Fix the Salmon Run

The fix to allow salmon to get to their spawning grounds, as reported by the Sacramento Bee, appears to be relatively simple and we hope it is accomplished in time for the next salmon run.

An excerpt.

On a recent day after a rainstorm, several dozen fall-run Chinook salmon trying to migrate upstream in Auburn Ravine found their progress frustrated. Efforts to complete their long spawning run from the Pacific Ocean were halted by a small dam on the outskirts of Lincoln.

Known as Hemphill Dam, for decades it has blocked fish from accessing more than 5 miles of potential spawning habitat in Auburn Ravine, a creek that runs from the Sacramento River into the Sierra Nevada foothills beyond Auburn. Only in very high flows can salmon manage to jump over the dam and carry on.

“There’s so many salmon pooling up at the bottom of the dam, and there’s so little water in there, that the salmon are just in there swimming back and forth,” said Jack Sanchez, president of Save Auburn Ravine Salmon and Steelhead, a nonprofit group working to restore the creek. “It’s very frustrating because the salmon are here and we can’t get them over the dam.”…

The Hemphill Dam, about 100 feet across and 6 feet high, was built in the 1920s and diverts water from the ravine into Hemphill Canal, which delivers irrigation water to rural properties in the Lincoln area.

The dam allows water to flow downstream into Auburn Ravine in a narrow band – only about a half-inch deep – across its entire width. This is too narrow for fish movement.
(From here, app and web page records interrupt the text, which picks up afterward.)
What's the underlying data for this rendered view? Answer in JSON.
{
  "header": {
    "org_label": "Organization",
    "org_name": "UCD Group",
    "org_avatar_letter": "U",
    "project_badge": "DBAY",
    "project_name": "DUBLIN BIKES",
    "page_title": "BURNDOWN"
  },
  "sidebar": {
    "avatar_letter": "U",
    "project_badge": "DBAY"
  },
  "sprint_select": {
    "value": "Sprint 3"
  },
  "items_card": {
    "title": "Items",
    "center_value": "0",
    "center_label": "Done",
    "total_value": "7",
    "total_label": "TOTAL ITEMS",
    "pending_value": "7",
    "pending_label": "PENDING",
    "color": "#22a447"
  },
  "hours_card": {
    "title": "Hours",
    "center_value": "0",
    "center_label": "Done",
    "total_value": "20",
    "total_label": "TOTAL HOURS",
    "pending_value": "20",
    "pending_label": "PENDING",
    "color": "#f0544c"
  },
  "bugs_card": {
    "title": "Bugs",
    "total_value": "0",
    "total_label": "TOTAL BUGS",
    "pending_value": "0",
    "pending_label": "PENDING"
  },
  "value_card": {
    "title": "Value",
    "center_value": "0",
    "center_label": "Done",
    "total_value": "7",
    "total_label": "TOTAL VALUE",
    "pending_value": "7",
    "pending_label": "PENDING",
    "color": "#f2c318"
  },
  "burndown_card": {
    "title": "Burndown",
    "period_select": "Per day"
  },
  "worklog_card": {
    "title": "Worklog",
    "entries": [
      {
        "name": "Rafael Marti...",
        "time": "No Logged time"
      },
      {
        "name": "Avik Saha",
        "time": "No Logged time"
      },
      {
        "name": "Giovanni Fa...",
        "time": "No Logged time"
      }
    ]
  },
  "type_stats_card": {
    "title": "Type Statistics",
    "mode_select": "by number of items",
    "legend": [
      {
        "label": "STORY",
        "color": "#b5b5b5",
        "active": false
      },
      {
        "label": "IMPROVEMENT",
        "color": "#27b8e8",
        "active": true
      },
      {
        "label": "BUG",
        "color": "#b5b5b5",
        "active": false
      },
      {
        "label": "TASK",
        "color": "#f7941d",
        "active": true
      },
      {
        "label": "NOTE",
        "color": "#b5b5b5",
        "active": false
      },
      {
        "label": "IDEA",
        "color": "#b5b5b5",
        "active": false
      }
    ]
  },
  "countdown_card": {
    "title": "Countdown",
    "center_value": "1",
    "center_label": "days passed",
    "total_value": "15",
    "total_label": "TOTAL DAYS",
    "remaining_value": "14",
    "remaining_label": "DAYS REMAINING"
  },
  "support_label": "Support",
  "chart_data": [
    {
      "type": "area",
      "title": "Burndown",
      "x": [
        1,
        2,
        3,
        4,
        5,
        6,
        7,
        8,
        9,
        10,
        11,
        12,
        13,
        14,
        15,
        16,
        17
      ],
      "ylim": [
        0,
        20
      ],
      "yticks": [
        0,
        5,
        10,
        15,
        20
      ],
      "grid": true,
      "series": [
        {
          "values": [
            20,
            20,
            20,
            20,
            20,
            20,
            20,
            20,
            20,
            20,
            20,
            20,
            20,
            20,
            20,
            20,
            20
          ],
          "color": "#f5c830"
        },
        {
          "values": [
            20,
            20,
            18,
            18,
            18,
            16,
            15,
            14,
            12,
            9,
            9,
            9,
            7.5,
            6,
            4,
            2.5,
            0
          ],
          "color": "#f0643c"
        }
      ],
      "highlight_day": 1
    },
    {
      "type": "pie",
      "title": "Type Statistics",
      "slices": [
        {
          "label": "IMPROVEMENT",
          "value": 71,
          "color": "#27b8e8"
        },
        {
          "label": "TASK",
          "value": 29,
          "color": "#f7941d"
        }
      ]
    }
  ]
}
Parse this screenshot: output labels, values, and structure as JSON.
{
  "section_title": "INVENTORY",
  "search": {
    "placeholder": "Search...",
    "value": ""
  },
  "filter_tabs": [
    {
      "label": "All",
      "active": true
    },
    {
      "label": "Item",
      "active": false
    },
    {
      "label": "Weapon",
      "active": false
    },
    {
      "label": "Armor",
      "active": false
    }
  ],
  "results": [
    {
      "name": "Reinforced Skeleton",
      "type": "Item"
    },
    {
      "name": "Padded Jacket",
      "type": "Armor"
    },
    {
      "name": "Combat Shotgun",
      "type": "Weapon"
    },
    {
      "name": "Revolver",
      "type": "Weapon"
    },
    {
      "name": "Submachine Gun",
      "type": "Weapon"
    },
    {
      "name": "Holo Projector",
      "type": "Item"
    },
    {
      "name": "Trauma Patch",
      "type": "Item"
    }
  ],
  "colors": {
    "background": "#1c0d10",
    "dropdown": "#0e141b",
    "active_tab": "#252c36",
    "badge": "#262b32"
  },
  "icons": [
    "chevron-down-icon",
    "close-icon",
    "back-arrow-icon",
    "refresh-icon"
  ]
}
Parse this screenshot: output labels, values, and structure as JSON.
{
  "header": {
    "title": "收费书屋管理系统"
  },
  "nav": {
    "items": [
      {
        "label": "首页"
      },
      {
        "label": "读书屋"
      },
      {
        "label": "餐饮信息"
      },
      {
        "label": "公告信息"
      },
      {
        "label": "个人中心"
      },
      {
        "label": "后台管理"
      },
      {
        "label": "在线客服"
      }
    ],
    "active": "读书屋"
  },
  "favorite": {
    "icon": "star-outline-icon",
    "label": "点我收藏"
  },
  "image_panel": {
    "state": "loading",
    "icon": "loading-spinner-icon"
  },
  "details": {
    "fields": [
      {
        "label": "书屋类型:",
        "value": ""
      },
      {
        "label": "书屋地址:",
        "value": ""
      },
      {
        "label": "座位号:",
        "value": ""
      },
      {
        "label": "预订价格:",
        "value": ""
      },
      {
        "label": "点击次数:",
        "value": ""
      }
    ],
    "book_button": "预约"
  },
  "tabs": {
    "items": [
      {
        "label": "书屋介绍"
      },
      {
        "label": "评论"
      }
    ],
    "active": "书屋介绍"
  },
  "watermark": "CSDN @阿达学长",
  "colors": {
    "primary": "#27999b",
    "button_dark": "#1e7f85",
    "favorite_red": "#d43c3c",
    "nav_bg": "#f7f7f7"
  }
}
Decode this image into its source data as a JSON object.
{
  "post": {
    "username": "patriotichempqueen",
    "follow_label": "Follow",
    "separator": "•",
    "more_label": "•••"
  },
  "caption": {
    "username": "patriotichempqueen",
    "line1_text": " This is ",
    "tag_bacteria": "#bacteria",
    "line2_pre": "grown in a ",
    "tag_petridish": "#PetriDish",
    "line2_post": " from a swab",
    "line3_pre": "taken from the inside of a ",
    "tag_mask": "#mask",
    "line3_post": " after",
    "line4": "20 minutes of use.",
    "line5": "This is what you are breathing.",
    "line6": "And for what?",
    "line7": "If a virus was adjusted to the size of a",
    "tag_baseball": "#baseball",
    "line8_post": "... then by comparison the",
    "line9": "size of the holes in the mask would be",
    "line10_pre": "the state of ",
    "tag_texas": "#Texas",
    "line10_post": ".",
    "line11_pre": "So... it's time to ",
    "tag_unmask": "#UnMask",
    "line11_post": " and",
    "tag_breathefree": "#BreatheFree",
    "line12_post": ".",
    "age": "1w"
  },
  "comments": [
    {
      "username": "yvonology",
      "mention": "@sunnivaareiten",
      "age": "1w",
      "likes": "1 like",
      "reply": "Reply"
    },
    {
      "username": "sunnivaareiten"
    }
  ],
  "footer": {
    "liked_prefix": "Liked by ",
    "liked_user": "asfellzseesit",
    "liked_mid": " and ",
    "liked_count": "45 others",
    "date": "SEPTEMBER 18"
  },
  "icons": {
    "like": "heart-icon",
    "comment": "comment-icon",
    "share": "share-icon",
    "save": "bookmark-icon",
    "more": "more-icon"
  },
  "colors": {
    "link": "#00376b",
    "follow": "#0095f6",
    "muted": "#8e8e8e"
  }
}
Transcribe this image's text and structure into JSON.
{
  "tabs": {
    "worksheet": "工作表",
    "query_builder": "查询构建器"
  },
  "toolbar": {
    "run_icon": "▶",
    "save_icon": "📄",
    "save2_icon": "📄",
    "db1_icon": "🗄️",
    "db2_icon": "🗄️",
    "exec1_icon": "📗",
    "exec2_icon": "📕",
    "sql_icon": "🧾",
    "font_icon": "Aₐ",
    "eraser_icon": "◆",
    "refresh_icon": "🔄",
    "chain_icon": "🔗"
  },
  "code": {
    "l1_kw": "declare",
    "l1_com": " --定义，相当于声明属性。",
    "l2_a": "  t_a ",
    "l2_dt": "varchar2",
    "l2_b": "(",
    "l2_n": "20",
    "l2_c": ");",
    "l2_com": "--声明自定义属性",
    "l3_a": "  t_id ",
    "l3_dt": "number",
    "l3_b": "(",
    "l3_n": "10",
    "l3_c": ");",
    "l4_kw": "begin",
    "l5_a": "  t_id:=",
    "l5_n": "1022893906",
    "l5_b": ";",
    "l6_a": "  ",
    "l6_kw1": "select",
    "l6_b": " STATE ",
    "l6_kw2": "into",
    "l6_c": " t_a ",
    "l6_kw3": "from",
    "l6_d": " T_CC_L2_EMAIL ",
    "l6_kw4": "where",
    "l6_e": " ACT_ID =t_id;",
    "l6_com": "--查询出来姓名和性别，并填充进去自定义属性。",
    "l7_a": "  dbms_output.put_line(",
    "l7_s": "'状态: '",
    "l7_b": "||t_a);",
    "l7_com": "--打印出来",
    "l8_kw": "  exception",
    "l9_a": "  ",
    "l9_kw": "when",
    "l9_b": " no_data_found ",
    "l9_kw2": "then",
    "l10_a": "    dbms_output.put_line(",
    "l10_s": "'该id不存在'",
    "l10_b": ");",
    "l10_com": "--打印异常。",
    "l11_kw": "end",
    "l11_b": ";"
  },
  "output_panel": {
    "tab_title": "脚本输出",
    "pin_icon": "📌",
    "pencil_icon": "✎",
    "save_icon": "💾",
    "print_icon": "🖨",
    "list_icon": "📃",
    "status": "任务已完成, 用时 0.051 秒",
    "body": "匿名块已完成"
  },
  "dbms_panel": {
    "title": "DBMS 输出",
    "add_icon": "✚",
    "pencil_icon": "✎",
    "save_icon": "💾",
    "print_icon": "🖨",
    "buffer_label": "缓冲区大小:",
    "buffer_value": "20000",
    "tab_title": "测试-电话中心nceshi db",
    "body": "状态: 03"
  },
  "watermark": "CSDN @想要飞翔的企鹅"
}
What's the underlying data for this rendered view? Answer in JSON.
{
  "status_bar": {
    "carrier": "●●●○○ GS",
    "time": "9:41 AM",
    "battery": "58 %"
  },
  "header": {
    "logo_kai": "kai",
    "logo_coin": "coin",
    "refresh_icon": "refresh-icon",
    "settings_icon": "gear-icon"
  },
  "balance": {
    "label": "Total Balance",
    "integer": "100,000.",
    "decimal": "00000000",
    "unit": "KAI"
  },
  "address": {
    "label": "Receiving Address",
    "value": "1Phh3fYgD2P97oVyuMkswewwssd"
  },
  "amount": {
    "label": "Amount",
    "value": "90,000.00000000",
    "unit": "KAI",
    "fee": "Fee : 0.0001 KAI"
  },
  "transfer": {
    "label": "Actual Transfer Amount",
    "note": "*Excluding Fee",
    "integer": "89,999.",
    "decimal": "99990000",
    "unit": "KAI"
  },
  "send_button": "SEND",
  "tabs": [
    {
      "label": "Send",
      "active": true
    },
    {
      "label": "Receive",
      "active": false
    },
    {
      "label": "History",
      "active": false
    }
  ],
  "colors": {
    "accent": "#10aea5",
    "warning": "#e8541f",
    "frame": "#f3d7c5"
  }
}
Last year, the district spent $20,000 to install new stainless steel panels to shunt more water toward one side to create a deeper channel of water, in hopes this would create an easier path for fish.

This year, the district planned to spend an additional $50,000 to build a fish passage channel out of boulders downstream of the dam. Sanchez said the district waited too long to seek a required streambed-alteration permit from the Department of Fish and Wildlife, and the project didn’t get built in time for the salmon run.

Retrieved November 23, 2014 from

About David H Lukenbill

I am a native of Sacramento, as are my wife and daughter. I am a consultant to nonprofit organizations, and have a Bachelor of Science degree in Organizational Behavior and a Master of Public Administration degree, both from the University of San Francisco. We live along the American River with two cats and all the wild critters we can feed. I am the founding president of the American River Parkway Preservation Society and currently serve as the CFO and Senior Policy Director. I also volunteer as the President of The Lampstand Foundation, a nonprofit organization I founded in 2003.
This entry was posted in Hatcheries. Bookmark the permalink.